Of course, being automobile accident attorneys, I and my staff know that with the millions of vehicle miles traveled every year by residents of Maryland and surrounding states, the chances of anyone being hurt as a result of a car or commercial trucking wreck may be very good. We’ll say, up front, that if you or someone you love has been injured as a result of another driver’s negligence, it is always a good idea to consult with a qualified personal injury attorney. For our part, we help accident victims in this state, as well as the District of Columbia.
Of more than five million roadway collisions annually across the U.S., many of these are of the minor, so-called fender-bender variety. But there are a large percentage of car and trucking-related crashes that result in both property damage and bodily injury. A percentage of these more serious collisions can result in death or life-threatening injuries.

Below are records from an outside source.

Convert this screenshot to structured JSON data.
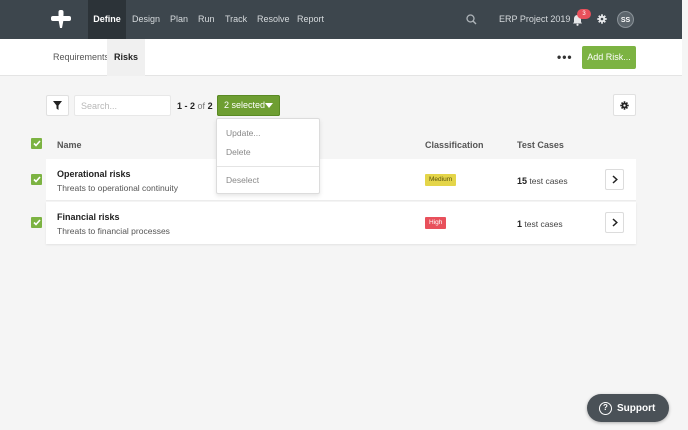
{
  "topbar": {
    "nav": [
      "Define",
      "Design",
      "Plan",
      "Run",
      "Track",
      "Resolve",
      "Report"
    ],
    "active_nav": "Define",
    "project": "ERP Project 2019",
    "notifications_count": "3",
    "avatar_initials": "SS",
    "background_color": "#3d464d"
  },
  "subnav": {
    "tabs": [
      "Requirements",
      "Risks"
    ],
    "active_tab": "Risks",
    "more_label": "•••",
    "add_button": "Add Risk..."
  },
  "toolbar": {
    "search_placeholder": "Search...",
    "pager_range": "1 - 2",
    "pager_of": "of",
    "pager_total": "2",
    "selected_button": "2 selected"
  },
  "dropdown": {
    "items": [
      "Update...",
      "Delete",
      "Deselect"
    ]
  },
  "table": {
    "headers": {
      "name": "Name",
      "classification": "Classification",
      "test_cases": "Test Cases"
    },
    "rows": [
      {
        "title": "Operational risks",
        "subtitle": "Threats to operational continuity",
        "classification": "Medium",
        "tc_count": "15",
        "tc_label": "test cases",
        "checked": true
      },
      {
        "title": "Financial risks",
        "subtitle": "Threats to financial processes",
        "classification": "High",
        "tc_count": "1",
        "tc_label": "test cases",
        "checked": true
      }
    ]
  },
  "support": {
    "label": "Support",
    "icon": "?"
  },
  "colors": {
    "accent": "#7cb342",
    "high": "#e8505b",
    "medium": "#e4d549"
  }
}
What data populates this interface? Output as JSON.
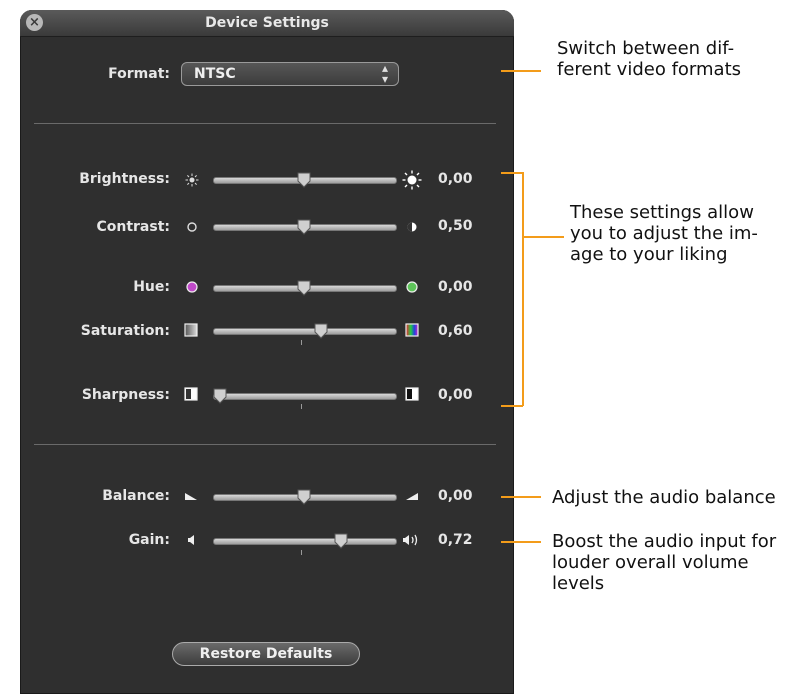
{
  "window": {
    "title": "Device Settings"
  },
  "format": {
    "label": "Format:",
    "value": "NTSC"
  },
  "sliders": [
    {
      "key": "brightness",
      "label": "Brightness:",
      "value": "0,00",
      "level": 0.5
    },
    {
      "key": "contrast",
      "label": "Contrast:",
      "value": "0,50",
      "level": 0.5
    },
    {
      "key": "hue",
      "label": "Hue:",
      "value": "0,00",
      "level": 0.5
    },
    {
      "key": "saturation",
      "label": "Saturation:",
      "value": "0,60",
      "level": 0.6
    },
    {
      "key": "sharpness",
      "label": "Sharpness:",
      "value": "0,00",
      "level": 0.0
    },
    {
      "key": "balance",
      "label": "Balance:",
      "value": "0,00",
      "level": 0.5
    },
    {
      "key": "gain",
      "label": "Gain:",
      "value": "0,72",
      "level": 0.72
    }
  ],
  "restore_button": "Restore Defaults",
  "annotations": {
    "format_note_line1": "Switch between dif-",
    "format_note_line2": "ferent video formats",
    "image_note_line1": "These settings allow",
    "image_note_line2": "you to adjust the im-",
    "image_note_line3": "age to your liking",
    "balance_note": "Adjust the audio balance",
    "gain_note_line1": "Boost the audio input for",
    "gain_note_line2": "louder overall volume",
    "gain_note_line3": "levels"
  },
  "colors": {
    "accent": "#f39c1a",
    "panel": "#2f2f2f"
  },
  "icons": [
    "close-icon",
    "brightness-low-icon",
    "brightness-high-icon",
    "contrast-low-icon",
    "contrast-high-icon",
    "hue-low-icon",
    "hue-high-icon",
    "saturation-low-icon",
    "saturation-high-icon",
    "sharpness-low-icon",
    "sharpness-high-icon",
    "balance-left-icon",
    "balance-right-icon",
    "volume-low-icon",
    "volume-high-icon"
  ]
}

Whether through careless driving habits, thoughtless operation of a car, SUV or minivan, or outright reckless behavior, the result can easily be the same. Negligence on the part of many a motorist has left one or more men, women and children in a hospital bed fighting for their lives. Most of these event could be termed senseless, which makes it all the more painful for the victims and their families to deal with the “what-ifs” that follow a tragic car or truck wreck.
Car accidents, which are typically caused by one driver not paying attention to his immediate environment, can usually be attributed to a negligent party. The act of operating a two-ton motor vehicle in a reasonable and proper manner can open the door to a potential personal injury lawsuit or, in the case of a fatal traffic collision, a wrongful death suit filed against the negligent party or parties.
This can also apply to pedestrian-related traffic accidents. And while anyone who consciously chooses to walk, run or ride a bicycle near an active roadway should understand the risks involved, it doesn’t change the fact that a negligent driver might be sued for injuring or killing a pedestrian following a tragic crash. When one considers that more than 50,000 people a year are involved in pedestrian-related accidents — with thousands of those killed or maimed as a result — it’s not unjustified to throw up a caution flag to everyone who steps out of their homes and ventures out on public streets.
Take a recent incident that left a Maryland woman thankful for her life after a serious highway collision on I-95 in the Baltimore area. According to news articles, Ms. Kelly Burke was apparently minding her own business and driving her Subaru when she was hit from behind by a semi tractor-trailer rig last month. As a result of that initial impact, Ms. Burke’s vehicle was pushed into a flat-bed tow truck ahead of her on the roadway. The impact not only caused severe damage to the woman’s vehicle, it sent the car being towed on top of that flat-bed truck to be nearly thrown off an overpass into traffic below.
Based on news reports, the so-called “chain reaction” crash did not result in injury to Ms. Burke, or anyone else involved, but it did point up the dangers that we all face as drivers on Maryland roadways. For her part, Ms. Burke was reportedly pulled from her wrecked car by others who witnessed the crash. According to police, the accident occurred on an I-95 overpass during a Monday. From the sound of it, all involved were happy to have survived the ordeal.
Woman Grateful To Be OK After I-95 Crash Monday, CBSLocal.com, October 9, 2012